Content starts

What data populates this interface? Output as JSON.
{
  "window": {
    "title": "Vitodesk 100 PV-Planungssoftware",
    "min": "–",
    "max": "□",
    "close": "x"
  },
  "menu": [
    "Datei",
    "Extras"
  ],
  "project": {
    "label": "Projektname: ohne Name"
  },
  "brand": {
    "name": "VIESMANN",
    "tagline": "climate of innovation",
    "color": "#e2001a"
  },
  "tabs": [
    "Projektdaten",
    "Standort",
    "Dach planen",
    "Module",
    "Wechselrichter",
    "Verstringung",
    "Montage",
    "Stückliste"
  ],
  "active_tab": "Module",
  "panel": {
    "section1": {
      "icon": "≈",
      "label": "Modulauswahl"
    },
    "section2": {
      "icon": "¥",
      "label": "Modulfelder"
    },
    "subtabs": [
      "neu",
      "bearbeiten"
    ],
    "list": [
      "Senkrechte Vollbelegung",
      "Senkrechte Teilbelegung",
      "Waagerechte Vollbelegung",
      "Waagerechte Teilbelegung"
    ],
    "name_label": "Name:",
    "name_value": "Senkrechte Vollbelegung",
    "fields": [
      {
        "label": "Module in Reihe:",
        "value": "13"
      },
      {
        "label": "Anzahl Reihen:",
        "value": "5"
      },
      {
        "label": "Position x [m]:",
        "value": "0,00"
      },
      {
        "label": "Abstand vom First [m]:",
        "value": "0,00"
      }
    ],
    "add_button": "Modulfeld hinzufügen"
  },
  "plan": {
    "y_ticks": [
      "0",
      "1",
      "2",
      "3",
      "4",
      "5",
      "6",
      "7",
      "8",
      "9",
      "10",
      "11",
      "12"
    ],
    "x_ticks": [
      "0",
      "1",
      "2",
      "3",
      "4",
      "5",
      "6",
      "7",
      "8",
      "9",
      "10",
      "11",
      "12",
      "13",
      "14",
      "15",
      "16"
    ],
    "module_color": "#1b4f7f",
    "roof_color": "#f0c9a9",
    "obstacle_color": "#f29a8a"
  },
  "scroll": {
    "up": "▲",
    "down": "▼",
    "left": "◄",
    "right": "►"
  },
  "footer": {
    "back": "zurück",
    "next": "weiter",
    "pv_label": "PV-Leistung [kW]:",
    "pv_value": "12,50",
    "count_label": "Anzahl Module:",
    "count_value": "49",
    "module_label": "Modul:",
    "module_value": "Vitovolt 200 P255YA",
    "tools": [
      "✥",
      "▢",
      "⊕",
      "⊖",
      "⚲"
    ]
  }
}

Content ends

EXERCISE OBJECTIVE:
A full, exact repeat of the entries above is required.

RESULT:
What data populates this interface? Output as JSON.
{
  "window": {
    "title": "Vitodesk 100 PV-Planungssoftware",
    "min": "–",
    "max": "□",
    "close": "x"
  },
  "menu": [
    "Datei",
    "Extras"
  ],
  "project": {
    "label": "Projektname: ohne Name"
  },
  "brand": {
    "name": "VIESMANN",
    "tagline": "climate of innovation",
    "color": "#e2001a"
  },
  "tabs": [
    "Projektdaten",
    "Standort",
    "Dach planen",
    "Module",
    "Wechselrichter",
    "Verstringung",
    "Montage",
    "Stückliste"
  ],
  "active_tab": "Module",
  "panel": {
    "section1": {
      "icon": "≈",
      "label": "Modulauswahl"
    },
    "section2": {
      "icon": "¥",
      "label": "Modulfelder"
    },
    "subtabs": [
      "neu",
      "bearbeiten"
    ],
    "list": [
      "Senkrechte Vollbelegung",
      "Senkrechte Teilbelegung",
      "Waagerechte Vollbelegung",
      "Waagerechte Teilbelegung"
    ],
    "name_label": "Name:",
    "name_value": "Senkrechte Vollbelegung",
    "fields": [
      {
        "label": "Module in Reihe:",
        "value": "13"
      },
      {
        "label": "Anzahl Reihen:",
        "value": "5"
      },
      {
        "label": "Position x [m]:",
        "value": "0,00"
      },
      {
        "label": "Abstand vom First [m]:",
        "value": "0,00"
      }
    ],
    "add_button": "Modulfeld hinzufügen"
  },
  "plan": {
    "y_ticks": [
      "0",
      "1",
      "2",
      "3",
      "4",
      "5",
      "6",
      "7",
      "8",
      "9",
      "10",
      "11",
      "12"
    ],
    "x_ticks": [
      "0",
      "1",
      "2",
      "3",
      "4",
      "5",
      "6",
      "7",
      "8",
      "9",
      "10",
      "11",
      "12",
      "13",
      "14",
      "15",
      "16"
    ],
    "module_color": "#1b4f7f",
    "roof_color": "#f0c9a9",
    "obstacle_color": "#f29a8a"
  },
  "scroll": {
    "up": "▲",
    "down": "▼",
    "left": "◄",
    "right": "►"
  },
  "footer": {
    "back": "zurück",
    "next": "weiter",
    "pv_label": "PV-Leistung [kW]:",
    "pv_value": "12,50",
    "count_label": "Anzahl Module:",
    "count_value": "49",
    "module_label": "Modul:",
    "module_value": "Vitovolt 200 P255YA",
    "tools": [
      "✥",
      "▢",
      "⊕",
      "⊖",
      "⚲"
    ]
  }
}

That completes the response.